Reset your account password
Life with Wine: Italy
Life with Wine: Italy
Discover the Indigenous Wines of Sicily
Sixteen years ago, Francesca Planeta returned home to Sambuca di Sicilia from her first international sales trip with pockets full of orders for Planeta Chardonnay only to find that her father Diego was investing heavily in a Noto property where he planned to grow the grape nero d’Avola. “He’s crazy!” she thought. In the mid-1990’s, few outside Sicily had heard of nero d’Avola and indigenous varietals were not yet chic. But Diego Planeta was a visionary who understood that the future of Sicilian winemaking lay in its past. His plan was first to invite wine lovers to discover the potential for quality wines in Sicily through varieties they knew, then introduce them to tastes unique to the island. After Noto, he purchased vineyard estates in Vittoria and Etna and built an independent winemaking facility in each location to ensure the freshness of the grapes.
Diego’s passion for acquainting the world with the fusion of minerals and citrus in Planeta’s Etna Carricante and the bright strawberry and volcanic aromas of their Cerasuolo di Vittoria DOCG opened the door for wine lovers throughout the globe to discover other smaller outstanding Sicilian producers such as Arianna Occhipinti and Benanti. For those who ache to discover the sites, smells and tastes of Sicily on their own, Planeta opened La Foresteria, a 14-room hotel set among vineyards and olive trees near their winery in Menfi and the white sand beaches of Porto Paolo. Planeta will also arrange wines and wine tastings in homes represented by Think Sicily, the award-winning villa-rental company based in London.

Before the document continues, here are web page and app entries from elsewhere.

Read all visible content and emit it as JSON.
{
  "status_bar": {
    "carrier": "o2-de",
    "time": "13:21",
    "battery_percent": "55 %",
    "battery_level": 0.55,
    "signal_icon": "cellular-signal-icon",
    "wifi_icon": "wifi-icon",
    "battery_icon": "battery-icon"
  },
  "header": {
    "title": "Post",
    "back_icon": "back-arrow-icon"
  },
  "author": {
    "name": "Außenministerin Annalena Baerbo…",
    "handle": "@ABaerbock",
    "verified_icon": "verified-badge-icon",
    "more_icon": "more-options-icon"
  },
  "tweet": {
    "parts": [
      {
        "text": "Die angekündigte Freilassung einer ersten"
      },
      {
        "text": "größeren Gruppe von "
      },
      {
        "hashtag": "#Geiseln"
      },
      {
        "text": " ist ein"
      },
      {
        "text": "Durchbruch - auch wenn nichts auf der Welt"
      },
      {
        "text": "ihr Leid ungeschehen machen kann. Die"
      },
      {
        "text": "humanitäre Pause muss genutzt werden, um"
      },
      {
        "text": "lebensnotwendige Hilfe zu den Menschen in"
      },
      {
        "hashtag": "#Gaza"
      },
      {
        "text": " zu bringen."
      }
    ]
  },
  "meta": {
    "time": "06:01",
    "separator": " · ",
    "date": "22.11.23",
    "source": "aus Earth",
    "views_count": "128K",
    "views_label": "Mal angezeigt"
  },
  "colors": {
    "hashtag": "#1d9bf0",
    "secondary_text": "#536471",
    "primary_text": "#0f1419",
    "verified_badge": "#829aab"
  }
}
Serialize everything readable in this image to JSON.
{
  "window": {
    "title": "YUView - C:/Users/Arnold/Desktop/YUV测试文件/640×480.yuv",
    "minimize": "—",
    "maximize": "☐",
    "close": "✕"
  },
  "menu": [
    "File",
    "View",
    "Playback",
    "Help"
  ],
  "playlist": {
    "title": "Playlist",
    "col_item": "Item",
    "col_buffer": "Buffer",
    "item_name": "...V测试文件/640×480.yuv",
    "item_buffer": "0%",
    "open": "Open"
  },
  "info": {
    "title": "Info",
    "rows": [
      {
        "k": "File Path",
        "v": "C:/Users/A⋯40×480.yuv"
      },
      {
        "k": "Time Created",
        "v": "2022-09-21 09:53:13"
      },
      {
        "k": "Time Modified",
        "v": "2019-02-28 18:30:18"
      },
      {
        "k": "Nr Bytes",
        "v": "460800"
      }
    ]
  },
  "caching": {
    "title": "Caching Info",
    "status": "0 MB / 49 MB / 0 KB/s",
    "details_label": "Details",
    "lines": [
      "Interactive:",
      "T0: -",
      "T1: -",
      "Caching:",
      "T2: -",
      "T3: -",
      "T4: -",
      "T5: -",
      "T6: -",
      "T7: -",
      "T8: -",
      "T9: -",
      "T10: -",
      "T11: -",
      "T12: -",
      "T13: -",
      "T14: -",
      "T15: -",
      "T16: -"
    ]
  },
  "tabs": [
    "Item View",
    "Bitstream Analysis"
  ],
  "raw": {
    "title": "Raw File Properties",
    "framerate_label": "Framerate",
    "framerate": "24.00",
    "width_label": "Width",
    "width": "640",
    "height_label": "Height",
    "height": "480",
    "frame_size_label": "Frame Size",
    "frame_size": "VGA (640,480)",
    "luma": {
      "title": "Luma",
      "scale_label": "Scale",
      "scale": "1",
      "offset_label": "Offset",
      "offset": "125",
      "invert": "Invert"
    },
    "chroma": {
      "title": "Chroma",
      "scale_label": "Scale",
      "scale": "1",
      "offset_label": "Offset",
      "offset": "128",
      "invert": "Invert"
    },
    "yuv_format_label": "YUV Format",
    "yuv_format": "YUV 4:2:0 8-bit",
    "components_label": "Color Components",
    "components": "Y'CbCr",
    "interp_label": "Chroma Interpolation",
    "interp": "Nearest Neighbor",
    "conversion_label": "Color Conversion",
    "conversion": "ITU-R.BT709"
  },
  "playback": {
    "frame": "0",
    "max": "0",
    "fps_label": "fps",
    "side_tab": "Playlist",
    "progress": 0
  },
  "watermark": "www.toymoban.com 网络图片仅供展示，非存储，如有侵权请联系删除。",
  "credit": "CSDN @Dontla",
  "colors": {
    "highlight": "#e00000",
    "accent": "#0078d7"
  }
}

Francesca’s favorite wine in her family’s portfolio is the Santa Cecilia Nero d’Avola, not only because nero d’Avola is the most important Sicilian varietal and Noto the region where it reaches its fullest expression, but also because it was the most challenging wine to launch. Santa Cecilia was the first wine Planeta made outside their home region and the first from an indigenous grape. The wine’s ample fruit and high acidity matches well with game, meat or tomato sauces, spicy foods and oily fish. The following recipe comes from the kitchen of the Think Sicily property Don Arcangelo all’Olmo, a historic family estate nestled among the citrus groves between the Ionian Sea and Mt. Etna.
|2 1/2 lb||Cherry tomatoes, quartered|
|1 1/2 lb||Penne pasta|
|1/2||Medium white onion, grated|
|1 clove||Garlic, grated|
|4 cups||Fresh basil leaves, loosely packed|
|1/3 cup||Pine nuts|
|1/2 tsp||Black pepper, ground|
|1/2 tsp||Red (chili) pepper flakes|
|1 tsp||Kosher salt|
|1 cup||Olive oil|
|1 cup||Parmesan, grated|
|1/4 cup||Pecorino, grated|
|1/4 cup||Almonds, toasted and crushed|
Place the quartered cherry tomatoes in a large mixing bowl. Grate the onion and garlic over the tomatoes and gently toss. To make the pesto, quickly soak the basil leaves in cool water and pat dry with a paper towel. In the bowl of the food processor with a sharp metal blade, combine the basil, pine nuts, black pepper, red pepper and salt along with half a cup of olive oil and half a cup of grated Parmesan. Pulse the mixture for 3 seconds at a time to avoid the leaves blackening. Scrape the edges of the bowl with a wooden spoon. Add half remaining olive oil, pulse and repeat until you achieve a uniform creamy consistency. Pour the pesto over the tomato mixture. Add the remaining cheese. Gently toss and let stand for at least 30 minutes.
Bring a pot of salted water to a rolling boil and add the penne. When the pasta is al dente, drain it with a colander. Place half the pesto in the bottom of a large saucepan over medium high heat. Add the pasta and gently toss. Add the rest of the pesto to the pot and once again, gently toss. Remove the pan from the heat. Spoon the pasta onto a large shallow platter. Garnish with basil leaves and crushed almonds. Serve warm.
Have you ever tried Sicilian wine? Share below.